What the exercise asks.
The response must match the data below exactly, line for line.

Input data.
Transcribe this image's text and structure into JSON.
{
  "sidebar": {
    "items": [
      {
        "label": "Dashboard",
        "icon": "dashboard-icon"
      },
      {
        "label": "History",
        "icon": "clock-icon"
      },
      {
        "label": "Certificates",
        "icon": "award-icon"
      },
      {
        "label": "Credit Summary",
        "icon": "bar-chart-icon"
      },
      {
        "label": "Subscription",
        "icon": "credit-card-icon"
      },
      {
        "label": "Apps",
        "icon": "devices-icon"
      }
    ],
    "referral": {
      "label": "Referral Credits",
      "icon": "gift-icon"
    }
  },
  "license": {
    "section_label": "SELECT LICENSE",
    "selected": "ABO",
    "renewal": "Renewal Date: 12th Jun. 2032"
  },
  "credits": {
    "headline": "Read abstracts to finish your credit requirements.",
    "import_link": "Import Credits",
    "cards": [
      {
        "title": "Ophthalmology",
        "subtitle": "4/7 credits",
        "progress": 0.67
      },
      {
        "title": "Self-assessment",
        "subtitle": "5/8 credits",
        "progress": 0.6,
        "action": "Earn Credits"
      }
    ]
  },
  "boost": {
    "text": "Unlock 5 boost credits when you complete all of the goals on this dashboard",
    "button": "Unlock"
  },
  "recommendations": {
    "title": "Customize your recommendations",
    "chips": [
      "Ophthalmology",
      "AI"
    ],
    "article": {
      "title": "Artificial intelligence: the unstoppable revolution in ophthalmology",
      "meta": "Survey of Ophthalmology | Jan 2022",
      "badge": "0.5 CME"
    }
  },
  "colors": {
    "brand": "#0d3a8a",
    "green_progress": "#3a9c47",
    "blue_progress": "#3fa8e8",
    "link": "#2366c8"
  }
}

Written solution.
Transcribe this image's text and structure into JSON.
{
  "sidebar": {
    "items": [
      {
        "label": "Dashboard",
        "icon": "dashboard-icon"
      },
      {
        "label": "History",
        "icon": "clock-icon"
      },
      {
        "label": "Certificates",
        "icon": "award-icon"
      },
      {
        "label": "Credit Summary",
        "icon": "bar-chart-icon"
      },
      {
        "label": "Subscription",
        "icon": "credit-card-icon"
      },
      {
        "label": "Apps",
        "icon": "devices-icon"
      }
    ],
    "referral": {
      "label": "Referral Credits",
      "icon": "gift-icon"
    }
  },
  "license": {
    "section_label": "SELECT LICENSE",
    "selected": "ABO",
    "renewal": "Renewal Date: 12th Jun. 2032"
  },
  "credits": {
    "headline": "Read abstracts to finish your credit requirements.",
    "import_link": "Import Credits",
    "cards": [
      {
        "title": "Ophthalmology",
        "subtitle": "4/7 credits",
        "progress": 0.67
      },
      {
        "title": "Self-assessment",
        "subtitle": "5/8 credits",
        "progress": 0.6,
        "action": "Earn Credits"
      }
    ]
  },
  "boost": {
    "text": "Unlock 5 boost credits when you complete all of the goals on this dashboard",
    "button": "Unlock"
  },
  "recommendations": {
    "title": "Customize your recommendations",
    "chips": [
      "Ophthalmology",
      "AI"
    ],
    "article": {
      "title": "Artificial intelligence: the unstoppable revolution in ophthalmology",
      "meta": "Survey of Ophthalmology | Jan 2022",
      "badge": "0.5 CME"
    }
  },
  "colors": {
    "brand": "#0d3a8a",
    "green_progress": "#3a9c47",
    "blue_progress": "#3fa8e8",
    "link": "#2366c8"
  }
}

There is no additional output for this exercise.